Segment Open

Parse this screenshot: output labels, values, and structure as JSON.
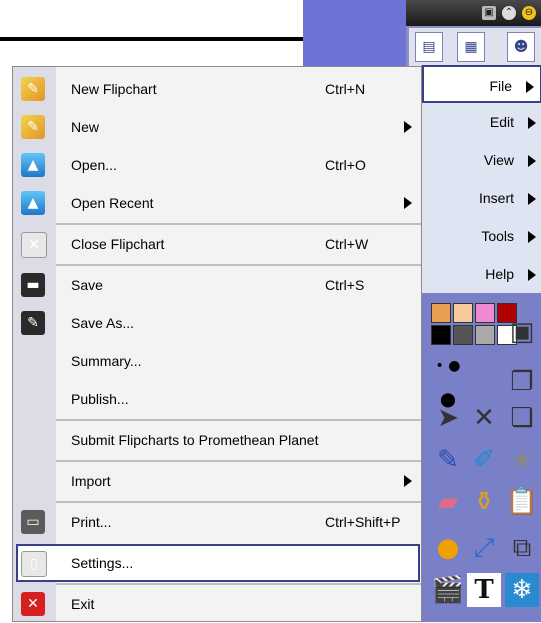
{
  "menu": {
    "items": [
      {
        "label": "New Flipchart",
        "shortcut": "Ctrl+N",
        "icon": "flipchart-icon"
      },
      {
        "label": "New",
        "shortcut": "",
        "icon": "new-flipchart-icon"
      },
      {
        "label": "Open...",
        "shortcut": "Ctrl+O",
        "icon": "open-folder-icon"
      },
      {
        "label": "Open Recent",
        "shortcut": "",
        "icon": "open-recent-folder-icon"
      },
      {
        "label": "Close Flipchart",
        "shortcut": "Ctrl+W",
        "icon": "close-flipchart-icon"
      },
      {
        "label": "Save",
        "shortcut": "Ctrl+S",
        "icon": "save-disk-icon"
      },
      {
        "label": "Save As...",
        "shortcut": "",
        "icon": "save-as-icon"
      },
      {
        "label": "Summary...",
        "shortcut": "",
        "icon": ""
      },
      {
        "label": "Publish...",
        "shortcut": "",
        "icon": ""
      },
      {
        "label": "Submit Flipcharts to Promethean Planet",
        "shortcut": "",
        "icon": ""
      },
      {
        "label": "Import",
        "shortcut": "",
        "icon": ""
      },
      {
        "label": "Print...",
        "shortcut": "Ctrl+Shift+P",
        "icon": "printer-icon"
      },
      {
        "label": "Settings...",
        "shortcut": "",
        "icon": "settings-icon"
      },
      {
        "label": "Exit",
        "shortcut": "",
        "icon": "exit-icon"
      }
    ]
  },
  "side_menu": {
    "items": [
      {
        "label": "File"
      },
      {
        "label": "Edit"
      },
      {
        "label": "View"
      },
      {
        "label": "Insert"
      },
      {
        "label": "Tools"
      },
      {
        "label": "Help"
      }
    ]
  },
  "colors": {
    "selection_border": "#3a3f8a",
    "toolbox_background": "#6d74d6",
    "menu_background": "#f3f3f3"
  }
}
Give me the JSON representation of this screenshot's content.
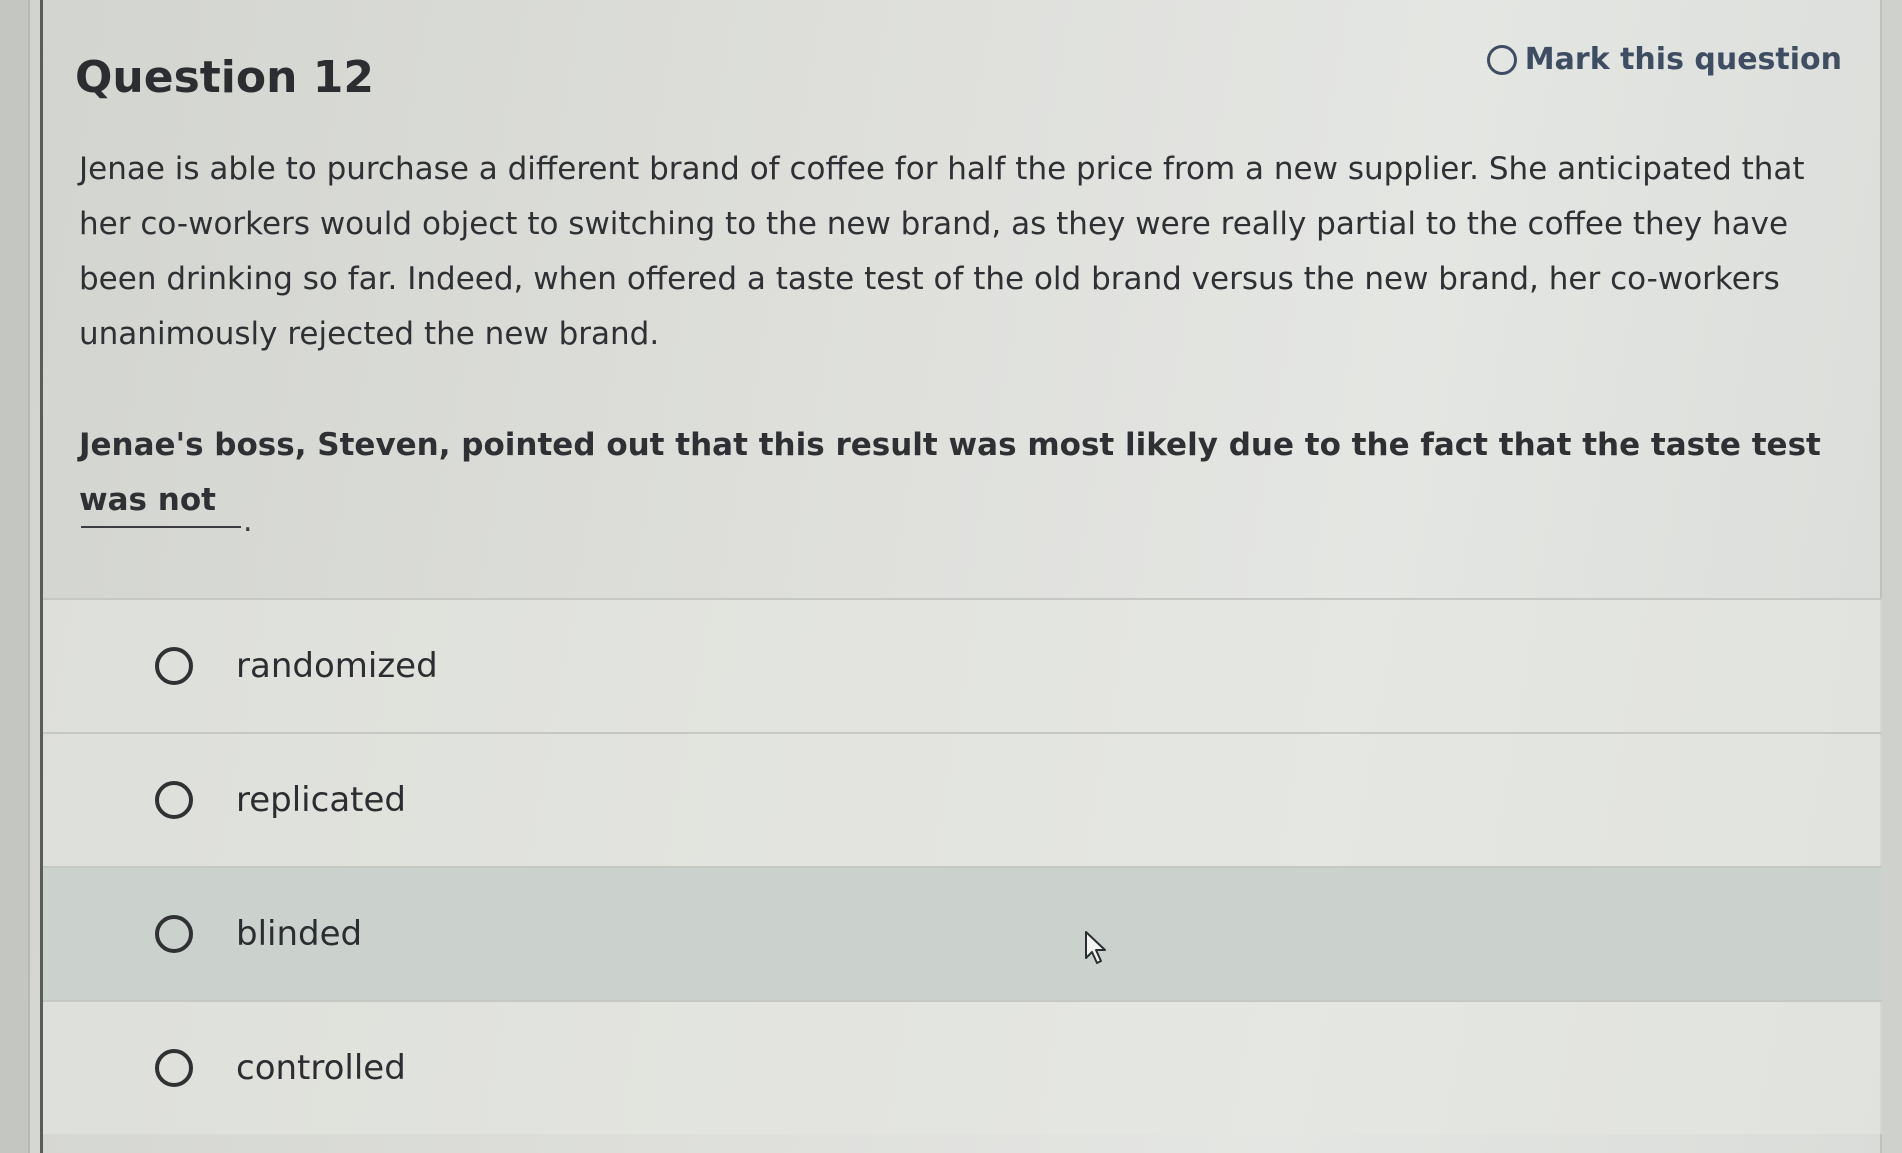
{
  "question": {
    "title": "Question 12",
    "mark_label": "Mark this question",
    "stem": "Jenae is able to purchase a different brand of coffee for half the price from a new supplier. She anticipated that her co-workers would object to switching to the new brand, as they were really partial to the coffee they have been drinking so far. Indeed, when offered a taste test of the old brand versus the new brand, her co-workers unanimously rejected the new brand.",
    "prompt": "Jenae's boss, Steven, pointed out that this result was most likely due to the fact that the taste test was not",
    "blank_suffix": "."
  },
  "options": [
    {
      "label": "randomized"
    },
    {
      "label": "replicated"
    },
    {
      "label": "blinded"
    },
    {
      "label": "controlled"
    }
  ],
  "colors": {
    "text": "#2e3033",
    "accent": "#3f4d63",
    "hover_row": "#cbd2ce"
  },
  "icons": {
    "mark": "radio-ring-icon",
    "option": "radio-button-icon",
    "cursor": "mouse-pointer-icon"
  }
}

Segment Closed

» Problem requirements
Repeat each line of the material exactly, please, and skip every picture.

» Answer to this task
Parse this screenshot: output labels, values, and structure as JSON.
{
  "menu": {
    "items": [
      {
        "label": "New Flipchart",
        "shortcut": "Ctrl+N",
        "icon": "flipchart-icon"
      },
      {
        "label": "New",
        "shortcut": "",
        "icon": "new-flipchart-icon"
      },
      {
        "label": "Open...",
        "shortcut": "Ctrl+O",
        "icon": "open-folder-icon"
      },
      {
        "label": "Open Recent",
        "shortcut": "",
        "icon": "open-recent-folder-icon"
      },
      {
        "label": "Close Flipchart",
        "shortcut": "Ctrl+W",
        "icon": "close-flipchart-icon"
      },
      {
        "label": "Save",
        "shortcut": "Ctrl+S",
        "icon": "save-disk-icon"
      },
      {
        "label": "Save As...",
        "shortcut": "",
        "icon": "save-as-icon"
      },
      {
        "label": "Summary...",
        "shortcut": "",
        "icon": ""
      },
      {
        "label": "Publish...",
        "shortcut": "",
        "icon": ""
      },
      {
        "label": "Submit Flipcharts to Promethean Planet",
        "shortcut": "",
        "icon": ""
      },
      {
        "label": "Import",
        "shortcut": "",
        "icon": ""
      },
      {
        "label": "Print...",
        "shortcut": "Ctrl+Shift+P",
        "icon": "printer-icon"
      },
      {
        "label": "Settings...",
        "shortcut": "",
        "icon": "settings-icon"
      },
      {
        "label": "Exit",
        "shortcut": "",
        "icon": "exit-icon"
      }
    ]
  },
  "side_menu": {
    "items": [
      {
        "label": "File"
      },
      {
        "label": "Edit"
      },
      {
        "label": "View"
      },
      {
        "label": "Insert"
      },
      {
        "label": "Tools"
      },
      {
        "label": "Help"
      }
    ]
  },
  "colors": {
    "selection_border": "#3a3f8a",
    "toolbox_background": "#6d74d6",
    "menu_background": "#f3f3f3"
  }
}
Give me the JSON representation of this screenshot's content.
{
  "question": {
    "title": "Question 12",
    "mark_label": "Mark this question",
    "stem": "Jenae is able to purchase a different brand of coffee for half the price from a new supplier. She anticipated that her co-workers would object to switching to the new brand, as they were really partial to the coffee they have been drinking so far. Indeed, when offered a taste test of the old brand versus the new brand, her co-workers unanimously rejected the new brand.",
    "prompt": "Jenae's boss, Steven, pointed out that this result was most likely due to the fact that the taste test was not",
    "blank_suffix": "."
  },
  "options": [
    {
      "label": "randomized"
    },
    {
      "label": "replicated"
    },
    {
      "label": "blinded"
    },
    {
      "label": "controlled"
    }
  ],
  "colors": {
    "text": "#2e3033",
    "accent": "#3f4d63",
    "hover_row": "#cbd2ce"
  },
  "icons": {
    "mark": "radio-ring-icon",
    "option": "radio-button-icon",
    "cursor": "mouse-pointer-icon"
  }
}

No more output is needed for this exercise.